In Byzantine and ancient Russian churches the Vernicle icon of Christ is placed over the altar apse of the church or over the Royal (paradise) gates of iconostasis and played its part in the topics of the Annunciation or the Eucharist (see Sharon Gerstel, Wonderworking Mandilion. The Vernicle Image of the Saviour in the Byzantine iconographic programmes. Herbert L. Kessler, Spiritual Seeing: Picturing God s Invisibility in Medieval Art, Philadelphia, 2000 ). The Vernicle Image of the Saviour occurs in the iconography of Heavenly Jerusalem represented as the temple-city in the Russian illustrated manuscripts (Revelation of John the Theologian in the world book tradition, Moscow, 1995, page 96). In the miniature of the Illustrated Apocalypse with commentaries of Andrew of Caesarea (18th century) from E.E.Egorov's collection the Vernicle image is connected with pictures of Christ and the Theotokos, indicating the Holy of Holies and representing the veil and iconostasis.

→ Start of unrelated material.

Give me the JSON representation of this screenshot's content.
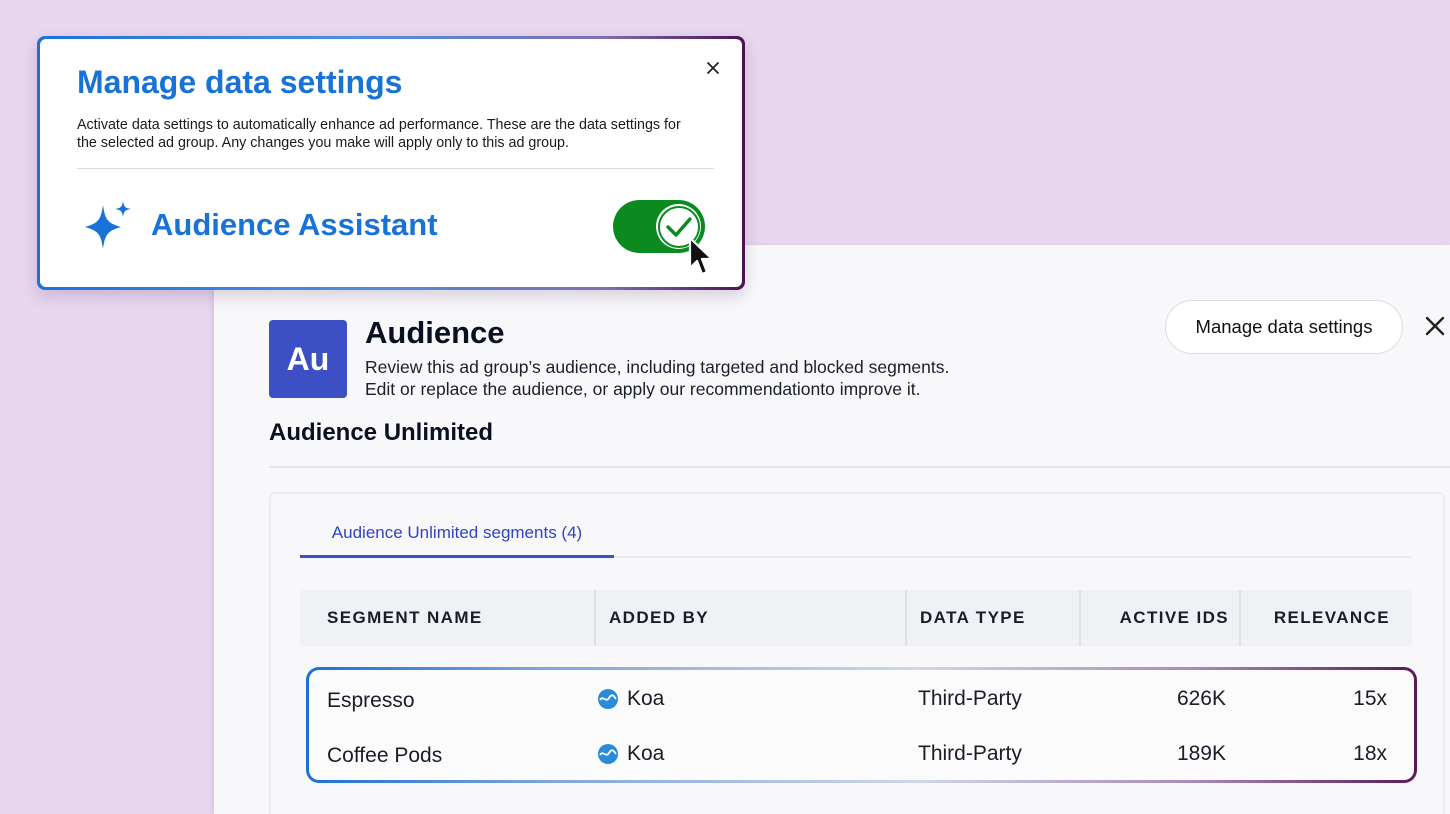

In the Orthodox tradition the Vernicle Image, the Old Testament veil and the Deisis of the altar wall are interchangeable and are important symbols of the divine incarnation. The order of blessing or sanctification of Katapetamsa or Deisis for all the icons put on their right place in the church, contained in the prayer-book by Metropolitan Peter Mogila, published in Kiev in 1646, identifies the veil(katapetamsa ) with the Deisis and the iconostasis. In the interpretation of St.Cyrill of Alexandria the veil was the image of Christ visible in the glory of God for those in the holy tabernacle, that is in the Church (St.Cyrill of Alexandria, On Adoration in Spirit and in Truth, book 10).
Letter about paradise testifies that the way to the promised land lies through the orthodox church where one learns to stand before the face of God. The Vernicle image of the Saviour has made the veil, which separates us from the heavenly Holy of Holies, transparent for our prayerful contemplation.
Photo 1 - Deisis, a Russian icon of the 16th century.
Photo 2 - The Vernicle Image of the Saviour in Heavenly Jerusalem,
Illustrated Apocalypse with commentaries of Andrew of Caesarea, the 18th
century (E.E.Egorov's collection)